_THE PROBLEM_:
Sift through the material below and return the lines with "Ctrl".

(PROVIDED RECORDS begins)

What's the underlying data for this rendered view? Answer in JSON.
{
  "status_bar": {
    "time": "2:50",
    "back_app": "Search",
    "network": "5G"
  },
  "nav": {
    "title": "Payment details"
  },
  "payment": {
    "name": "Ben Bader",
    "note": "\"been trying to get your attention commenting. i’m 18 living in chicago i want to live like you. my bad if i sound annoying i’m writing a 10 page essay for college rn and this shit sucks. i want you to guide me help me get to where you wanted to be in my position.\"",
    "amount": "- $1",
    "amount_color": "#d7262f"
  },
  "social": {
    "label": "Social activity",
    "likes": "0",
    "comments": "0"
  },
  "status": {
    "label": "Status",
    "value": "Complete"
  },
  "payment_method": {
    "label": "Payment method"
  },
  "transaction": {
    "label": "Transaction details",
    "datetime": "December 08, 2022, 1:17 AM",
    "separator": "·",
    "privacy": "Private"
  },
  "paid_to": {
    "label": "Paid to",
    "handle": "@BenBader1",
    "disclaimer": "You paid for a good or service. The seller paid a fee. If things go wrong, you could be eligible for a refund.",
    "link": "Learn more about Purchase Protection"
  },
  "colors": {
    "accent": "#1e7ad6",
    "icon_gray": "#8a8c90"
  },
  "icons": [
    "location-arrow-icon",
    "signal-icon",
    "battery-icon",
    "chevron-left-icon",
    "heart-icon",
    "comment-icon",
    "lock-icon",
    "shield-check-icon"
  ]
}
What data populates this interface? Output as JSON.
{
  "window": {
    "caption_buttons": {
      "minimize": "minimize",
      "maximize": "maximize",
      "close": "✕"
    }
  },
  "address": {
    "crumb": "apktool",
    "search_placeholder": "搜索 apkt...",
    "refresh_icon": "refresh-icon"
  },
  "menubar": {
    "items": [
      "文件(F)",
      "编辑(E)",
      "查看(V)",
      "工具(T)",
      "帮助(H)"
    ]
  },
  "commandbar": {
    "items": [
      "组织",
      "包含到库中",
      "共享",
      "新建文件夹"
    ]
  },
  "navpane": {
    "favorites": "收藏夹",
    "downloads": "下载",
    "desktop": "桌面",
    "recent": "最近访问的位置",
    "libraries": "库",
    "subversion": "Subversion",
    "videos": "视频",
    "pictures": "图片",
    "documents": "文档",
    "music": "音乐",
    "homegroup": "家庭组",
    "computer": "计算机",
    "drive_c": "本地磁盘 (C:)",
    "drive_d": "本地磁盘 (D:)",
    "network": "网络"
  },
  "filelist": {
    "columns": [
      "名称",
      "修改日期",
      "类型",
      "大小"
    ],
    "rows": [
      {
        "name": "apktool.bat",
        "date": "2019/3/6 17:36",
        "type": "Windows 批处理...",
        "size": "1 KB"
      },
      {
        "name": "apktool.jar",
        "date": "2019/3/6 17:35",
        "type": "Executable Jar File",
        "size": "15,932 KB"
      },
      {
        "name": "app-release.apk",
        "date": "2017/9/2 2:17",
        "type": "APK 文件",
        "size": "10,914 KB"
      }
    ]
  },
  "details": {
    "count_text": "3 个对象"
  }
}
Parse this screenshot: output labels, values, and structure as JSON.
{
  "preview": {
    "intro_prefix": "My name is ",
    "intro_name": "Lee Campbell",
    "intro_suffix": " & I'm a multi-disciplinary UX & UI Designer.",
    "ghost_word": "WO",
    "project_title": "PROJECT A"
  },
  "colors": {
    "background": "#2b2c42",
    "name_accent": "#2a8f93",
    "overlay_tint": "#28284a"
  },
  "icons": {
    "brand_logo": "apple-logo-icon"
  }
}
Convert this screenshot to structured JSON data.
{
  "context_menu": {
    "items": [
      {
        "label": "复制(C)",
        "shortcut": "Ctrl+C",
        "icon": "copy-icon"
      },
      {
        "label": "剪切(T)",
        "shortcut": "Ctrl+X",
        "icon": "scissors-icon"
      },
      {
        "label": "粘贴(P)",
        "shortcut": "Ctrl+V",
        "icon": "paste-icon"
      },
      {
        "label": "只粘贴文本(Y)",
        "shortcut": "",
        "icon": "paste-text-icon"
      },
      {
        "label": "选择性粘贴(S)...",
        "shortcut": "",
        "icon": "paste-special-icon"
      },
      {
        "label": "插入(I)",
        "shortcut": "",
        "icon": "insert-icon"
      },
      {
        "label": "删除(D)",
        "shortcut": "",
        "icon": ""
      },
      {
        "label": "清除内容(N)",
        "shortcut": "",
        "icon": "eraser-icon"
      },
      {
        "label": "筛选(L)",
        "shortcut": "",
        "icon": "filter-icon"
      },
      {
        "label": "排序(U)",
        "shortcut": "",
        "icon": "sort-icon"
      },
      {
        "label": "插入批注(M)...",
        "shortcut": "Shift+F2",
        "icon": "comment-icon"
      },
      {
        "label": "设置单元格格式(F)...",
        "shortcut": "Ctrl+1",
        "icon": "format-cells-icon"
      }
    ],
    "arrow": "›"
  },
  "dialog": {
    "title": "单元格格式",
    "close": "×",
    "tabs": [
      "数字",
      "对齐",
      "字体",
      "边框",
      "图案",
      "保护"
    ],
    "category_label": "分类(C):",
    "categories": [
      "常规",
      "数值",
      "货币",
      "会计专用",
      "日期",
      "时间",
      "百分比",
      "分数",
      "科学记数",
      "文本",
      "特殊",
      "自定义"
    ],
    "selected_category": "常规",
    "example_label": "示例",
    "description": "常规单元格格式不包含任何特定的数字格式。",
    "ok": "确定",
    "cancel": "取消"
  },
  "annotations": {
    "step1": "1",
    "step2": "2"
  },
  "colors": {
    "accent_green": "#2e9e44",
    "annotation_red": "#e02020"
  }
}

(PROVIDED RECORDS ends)

_TASK OUTPUT_:
        "shortcut": "Ctrl+C",
        "shortcut": "Ctrl+X",
        "shortcut": "Ctrl+V",
        "shortcut": "Ctrl+1",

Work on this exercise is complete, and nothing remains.